As the province returns to indoor dining, restaurants are dealing with a quick restart.
“We’ll probably add back close to the full 300 we laid off a year ago,” said Matt Macneil, with the Victoria Pub Company.
After weeks of severe economic impact, the scramble to hire staff is on. But many want to make sure the reopen is done safely.
“There is a sexual violence pandemic in Canada, and no corner of our society or community is immune to it,” said Stacey Forrester, co-founder of Good Night Out Vancouver, a non-profit society that deals with sexual harassment & assault in hospitality, music, arts & nightlife.
But while no place is immune to sexual violence, there are places it happens more often.
According to Statistics Canada, restaurants and bars are one of the top places where sexual assaults happen.
“Any industry that relies on tips creates an uneven power dynamic, and power dynamics are at the core of all types of violence,” said Forrester.
“People feel like the customer is always right, or they have to extend their boundaries in order to get that money especially at a time when jobs are scarce, and people may have only just survived the layoffs.”
Forrester says the risk of sexual violence in bars and restaurants is further compounded by alcohol and a labour force that’s typically gendered (mainly women).
And here on Vancouver Island, the industry has faced a reckoning over numerous allegations of sexual violence, coming to light through the anonymous Survivor Stories Project Instagram page.
“I had slipped in the shower, and I fell to the ground after I hit my head on the counter. And the guy had forced himself on me while I was on the ground,” a 22-year-old sexual assault survivor anonymously told CHEK News in February detailing her experience with a former employee of Chuck’s Burger Bar.
In response to the wave of allegations, Good Night Out Vancouver is now offering any restaurant or bar on Vancouver Island free sexual violence workshops amid the restart.
“[Restaurants are] already in that safety mindset. Also, it’s a new fresh start, you want to give customers give every reason to come into your place,” said Forrester.
The free sexual violence training starts mid-June and runs until April 2022, to act as a bridge until Victoria’s City Council gets its program up and running.
The workshops will go over the prevalence of sexual violence in Canada and in the industry, terminology, risks for perpetuation, wrapping with tangible tools for everyone to use.
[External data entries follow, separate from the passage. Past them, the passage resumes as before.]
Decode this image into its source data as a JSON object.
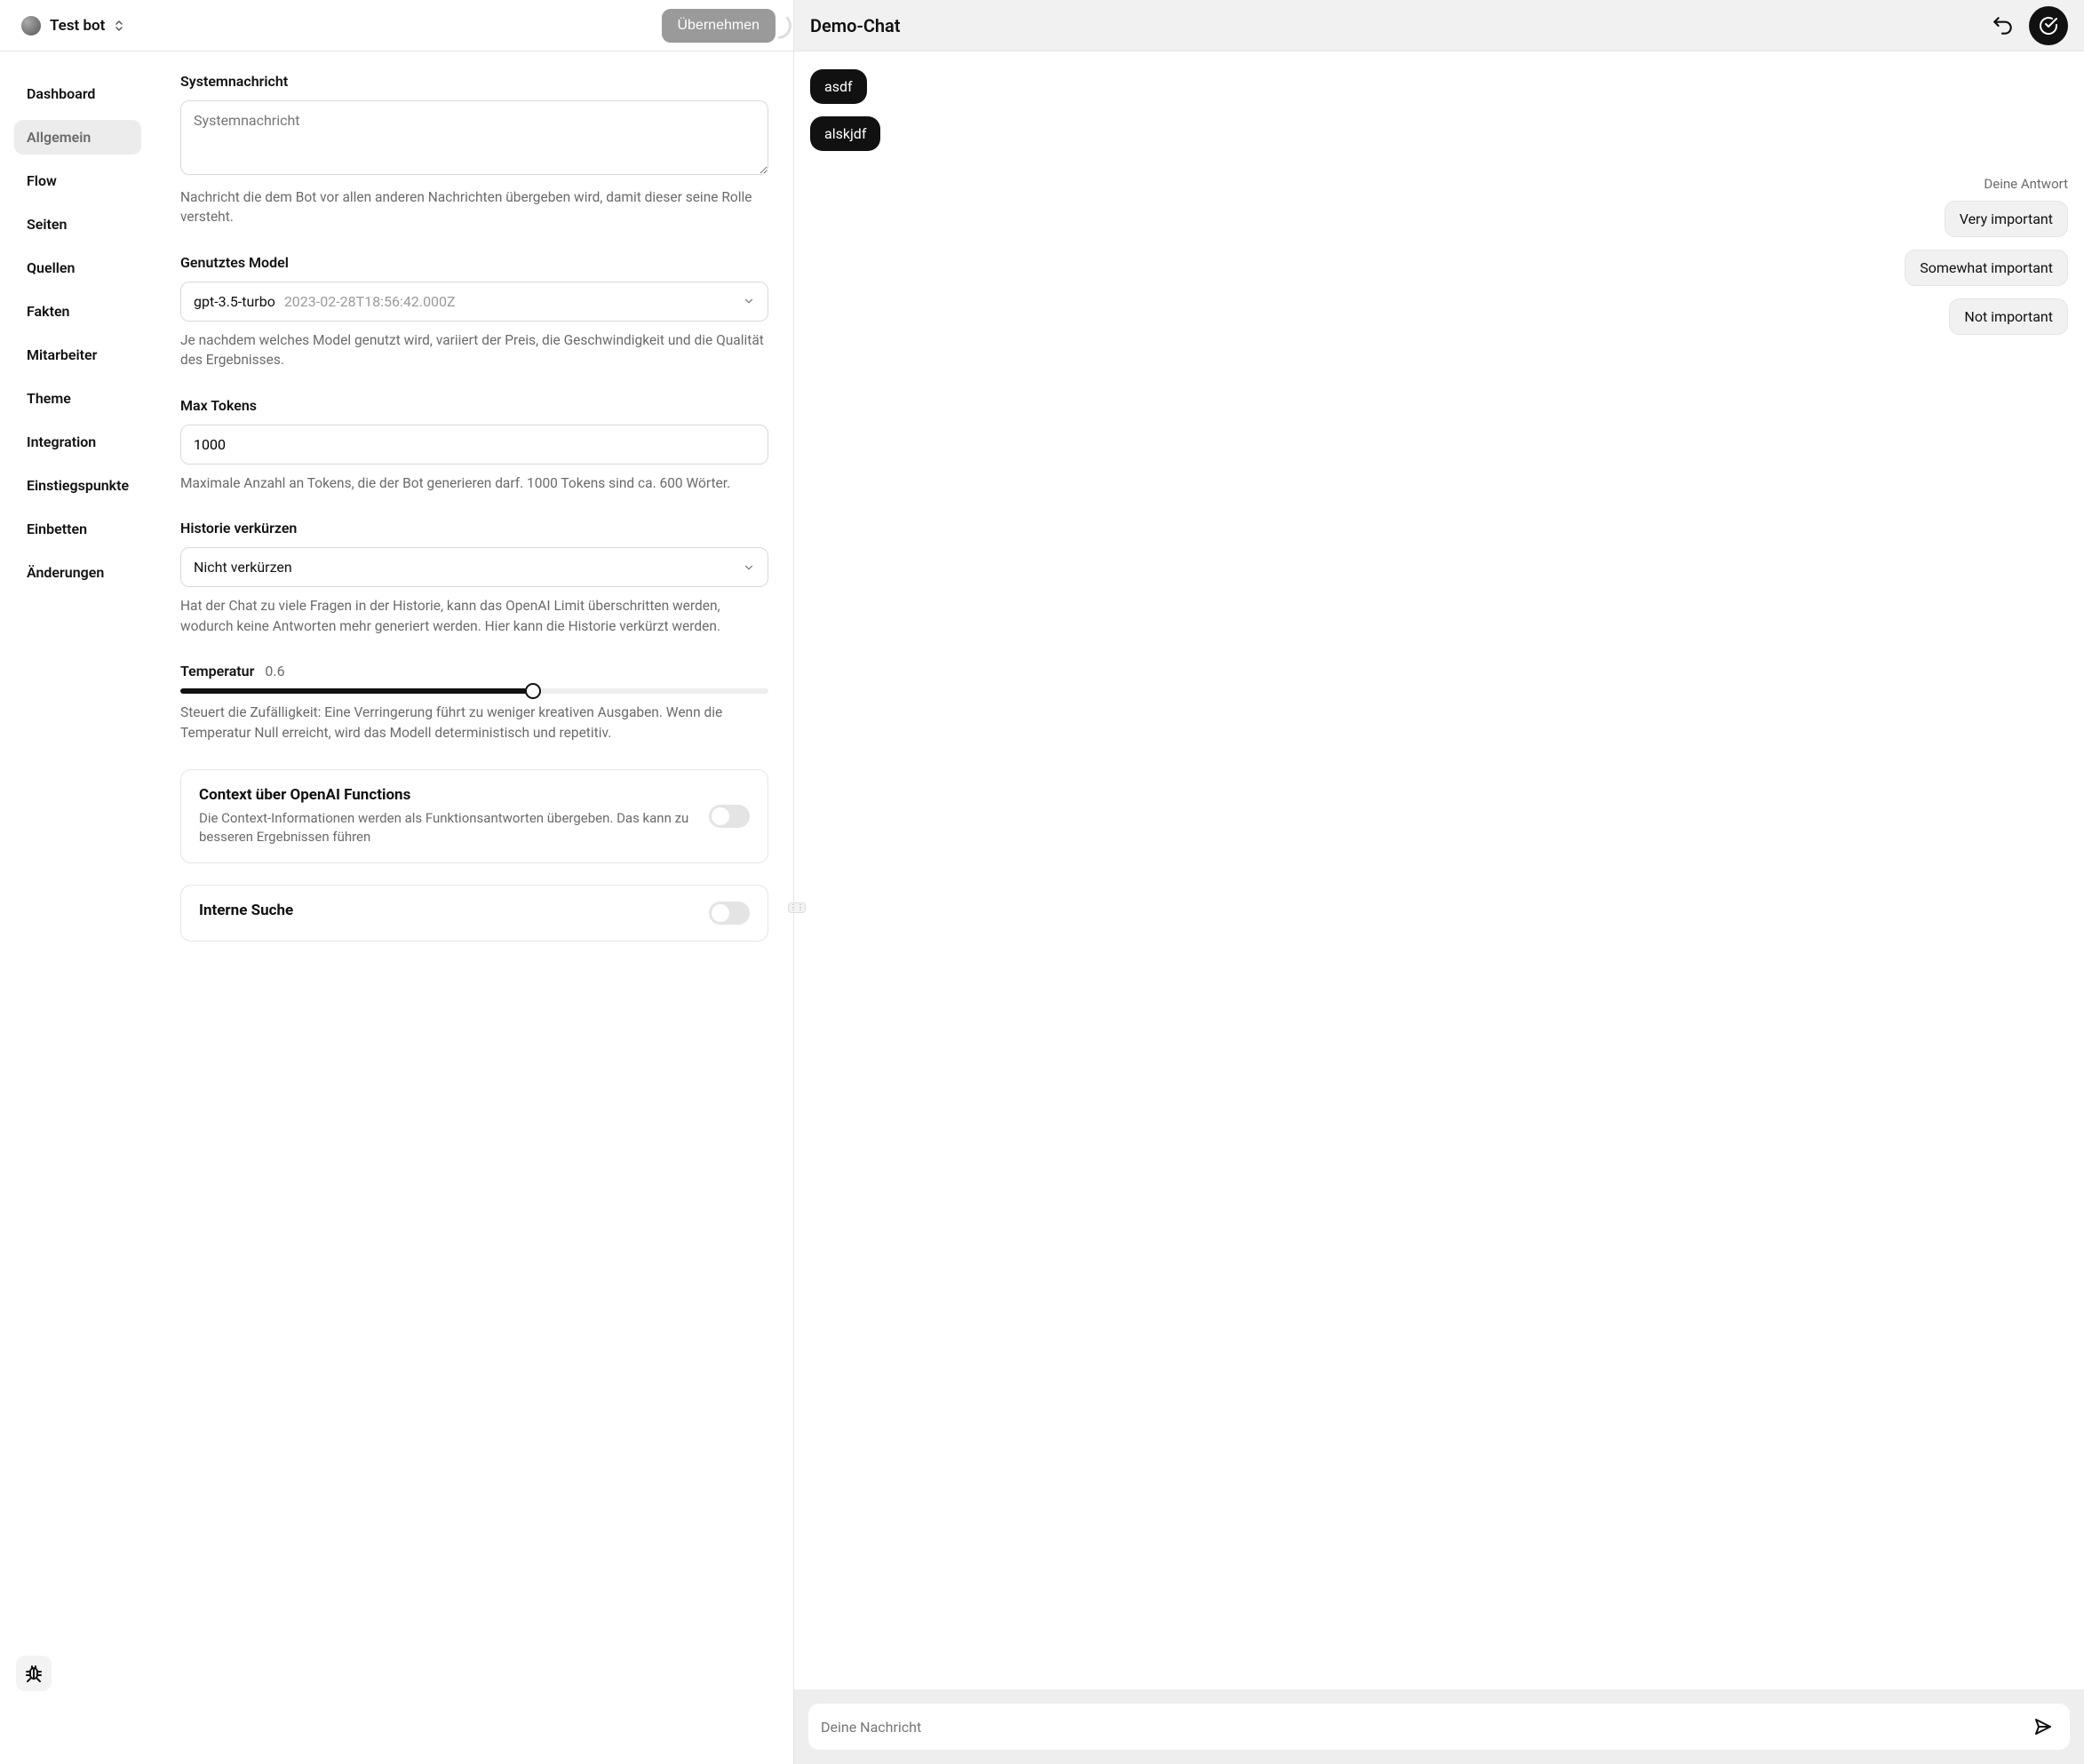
{
  "header": {
    "bot_name": "Test bot",
    "apply_label": "Übernehmen",
    "demo_title": "Demo-Chat"
  },
  "sidebar": {
    "items": [
      {
        "label": "Dashboard"
      },
      {
        "label": "Allgemein"
      },
      {
        "label": "Flow"
      },
      {
        "label": "Seiten"
      },
      {
        "label": "Quellen"
      },
      {
        "label": "Fakten"
      },
      {
        "label": "Mitarbeiter"
      },
      {
        "label": "Theme"
      },
      {
        "label": "Integration"
      },
      {
        "label": "Einstiegspunkte"
      },
      {
        "label": "Einbetten"
      },
      {
        "label": "Änderungen"
      }
    ],
    "active_index": 1
  },
  "form": {
    "system_message": {
      "label": "Systemnachricht",
      "placeholder": "Systemnachricht",
      "value": "",
      "help": "Nachricht die dem Bot vor allen anderen Nachrichten übergeben wird, damit dieser seine Rolle versteht."
    },
    "model": {
      "label": "Genutztes Model",
      "value": "gpt-3.5-turbo",
      "date": "2023-02-28T18:56:42.000Z",
      "help": "Je nachdem welches Model genutzt wird, variiert der Preis, die Geschwindigkeit und die Qualität des Ergebnisses."
    },
    "max_tokens": {
      "label": "Max Tokens",
      "value": "1000",
      "help": "Maximale Anzahl an Tokens, die der Bot generieren darf. 1000 Tokens sind ca. 600 Wörter."
    },
    "history": {
      "label": "Historie verkürzen",
      "value": "Nicht verkürzen",
      "help": "Hat der Chat zu viele Fragen in der Historie, kann das OpenAI Limit überschritten werden, wodurch keine Antworten mehr generiert werden. Hier kann die Historie verkürzt werden."
    },
    "temperature": {
      "label": "Temperatur",
      "value": "0.6",
      "percent": 60,
      "help": "Steuert die Zufälligkeit: Eine Verringerung führt zu weniger kreativen Ausgaben. Wenn die Temperatur Null erreicht, wird das Modell deterministisch und repetitiv."
    },
    "context_functions": {
      "title": "Context über OpenAI Functions",
      "desc": "Die Context-Informationen werden als Funktionsantworten übergeben. Das kann zu besseren Ergebnissen führen",
      "enabled": false
    },
    "internal_search": {
      "title": "Interne Suche"
    }
  },
  "chat": {
    "messages": [
      {
        "role": "bot",
        "text": "asdf"
      },
      {
        "role": "bot",
        "text": "alskjdf"
      }
    ],
    "answer_label": "Deine Antwort",
    "options": [
      "Very important",
      "Somewhat important",
      "Not important"
    ],
    "input_placeholder": "Deine Nachricht"
  }
}
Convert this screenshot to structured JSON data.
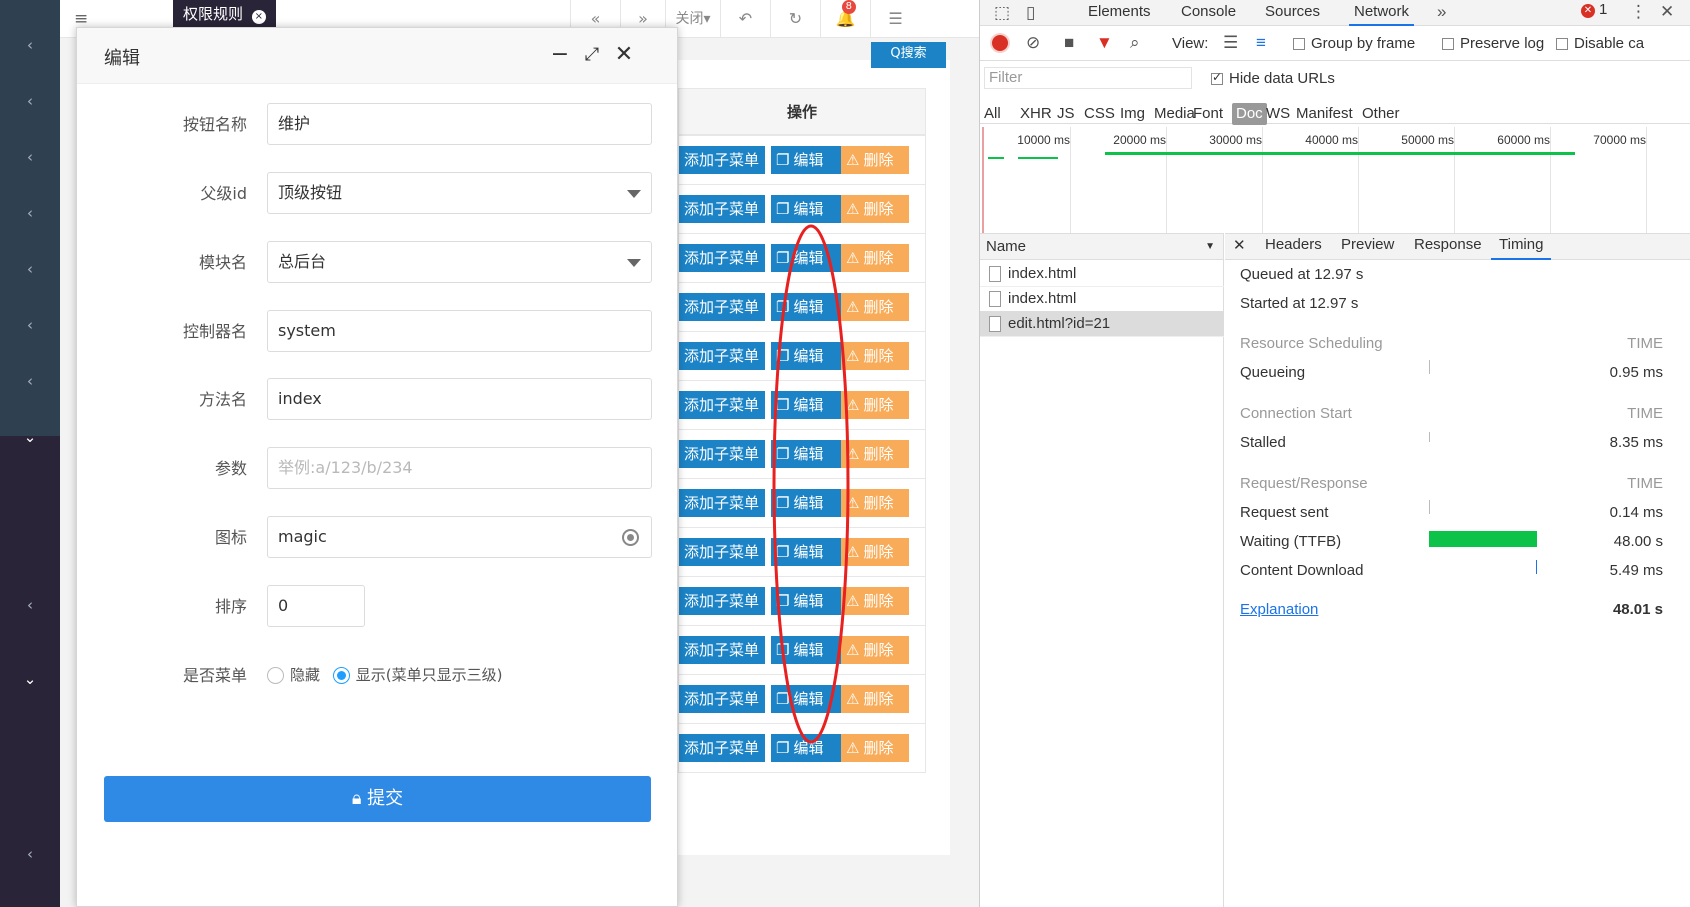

From there, they offer check-ins and evaluations and can help restaurants build or revisit their policies.
But the workshops are optional, and Good Night Out Victoria would like to see this prioritized provincially.
“I do think that the only way to get across the board this industry to prioritize it, is to mandate sexual violence training,” said Forrester.
The BC Restaurant Association says they’re open to implementing sexual violence training if it’s rolled into what Workplace BC already requires of them.
“It has to be on the plate with other food, you can’t just serve this as a dish by itself,” said Ian Tostenson, President of the BC Restaurant Association.
“At least start with Worksafe…to put the issue of sexualized violence in the workplace on the table with other things like vaccinations, proper alcohol training. All of those different things are really important. If we bundle this toward a business, when the time is right, I think we’ll have some pretty good results.”
But WorkSafe BC says sexual violence is already included in their current requirements of employers.
“Under Worksafe BC all employers, workers, and supervisors must take reasonable steps to prevent, where possible, or otherwise minimize workplace bullying and harassment – this includes sexual harassment,” said WorkSafe BC in a statement to CHEK News.
“It is mandatory for all employers to have harassment prevention plans in place, which must address the potential for violence and harassment from persons other than workers, including customers and clients.”
And advocates say it’s time for the industry to make the change.
“I think we can make excuses ’till the cows come home about reasons why we can’t prioritize this, when at the end of the day the problem is only going to go away when the industry steps up,” said Forrester.
For now, Good Night Out Vancouver is hoping Vancouver Island’s restaurants will take them up on their offer, saying for now customers can vote with their dollar.
“With the industry opening back up. You have so much power. So start phoning places and ask ‘do you have sexualized violence training in place?'” said Forrester.